Exercise objective: Word for word, repeat every entry that appears below.

Data shown:
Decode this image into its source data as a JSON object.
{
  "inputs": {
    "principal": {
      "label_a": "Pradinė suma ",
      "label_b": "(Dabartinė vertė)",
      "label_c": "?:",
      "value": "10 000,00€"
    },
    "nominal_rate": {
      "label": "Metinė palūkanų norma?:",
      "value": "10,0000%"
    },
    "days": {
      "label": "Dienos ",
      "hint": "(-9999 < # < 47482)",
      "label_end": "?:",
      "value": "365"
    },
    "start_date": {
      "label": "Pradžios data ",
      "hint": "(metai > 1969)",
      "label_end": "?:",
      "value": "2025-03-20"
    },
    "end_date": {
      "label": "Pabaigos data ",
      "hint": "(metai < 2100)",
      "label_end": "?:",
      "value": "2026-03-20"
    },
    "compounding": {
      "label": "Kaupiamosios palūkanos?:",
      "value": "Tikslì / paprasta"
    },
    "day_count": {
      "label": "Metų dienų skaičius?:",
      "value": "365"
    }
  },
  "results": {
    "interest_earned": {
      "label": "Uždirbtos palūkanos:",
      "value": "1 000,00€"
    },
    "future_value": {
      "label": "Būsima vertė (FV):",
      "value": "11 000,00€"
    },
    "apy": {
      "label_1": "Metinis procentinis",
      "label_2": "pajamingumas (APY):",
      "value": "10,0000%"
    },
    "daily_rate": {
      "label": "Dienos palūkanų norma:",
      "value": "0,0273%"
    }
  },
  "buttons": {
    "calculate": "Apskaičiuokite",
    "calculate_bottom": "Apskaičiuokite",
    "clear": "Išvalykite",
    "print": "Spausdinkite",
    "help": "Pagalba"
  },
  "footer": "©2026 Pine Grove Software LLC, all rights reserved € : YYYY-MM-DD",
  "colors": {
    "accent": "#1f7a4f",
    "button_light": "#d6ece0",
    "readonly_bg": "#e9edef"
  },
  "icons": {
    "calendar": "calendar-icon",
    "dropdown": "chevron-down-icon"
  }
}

Problem solution:
Decode this image into its source data as a JSON object.
{
  "inputs": {
    "principal": {
      "label_a": "Pradinė suma ",
      "label_b": "(Dabartinė vertė)",
      "label_c": "?:",
      "value": "10 000,00€"
    },
    "nominal_rate": {
      "label": "Metinė palūkanų norma?:",
      "value": "10,0000%"
    },
    "days": {
      "label": "Dienos ",
      "hint": "(-9999 < # < 47482)",
      "label_end": "?:",
      "value": "365"
    },
    "start_date": {
      "label": "Pradžios data ",
      "hint": "(metai > 1969)",
      "label_end": "?:",
      "value": "2025-03-20"
    },
    "end_date": {
      "label": "Pabaigos data ",
      "hint": "(metai < 2100)",
      "label_end": "?:",
      "value": "2026-03-20"
    },
    "compounding": {
      "label": "Kaupiamosios palūkanos?:",
      "value": "Tikslì / paprasta"
    },
    "day_count": {
      "label": "Metų dienų skaičius?:",
      "value": "365"
    }
  },
  "results": {
    "interest_earned": {
      "label": "Uždirbtos palūkanos:",
      "value": "1 000,00€"
    },
    "future_value": {
      "label": "Būsima vertė (FV):",
      "value": "11 000,00€"
    },
    "apy": {
      "label_1": "Metinis procentinis",
      "label_2": "pajamingumas (APY):",
      "value": "10,0000%"
    },
    "daily_rate": {
      "label": "Dienos palūkanų norma:",
      "value": "0,0273%"
    }
  },
  "buttons": {
    "calculate": "Apskaičiuokite",
    "calculate_bottom": "Apskaičiuokite",
    "clear": "Išvalykite",
    "print": "Spausdinkite",
    "help": "Pagalba"
  },
  "footer": "©2026 Pine Grove Software LLC, all rights reserved € : YYYY-MM-DD",
  "colors": {
    "accent": "#1f7a4f",
    "button_light": "#d6ece0",
    "readonly_bg": "#e9edef"
  },
  "icons": {
    "calendar": "calendar-icon",
    "dropdown": "chevron-down-icon"
  }
}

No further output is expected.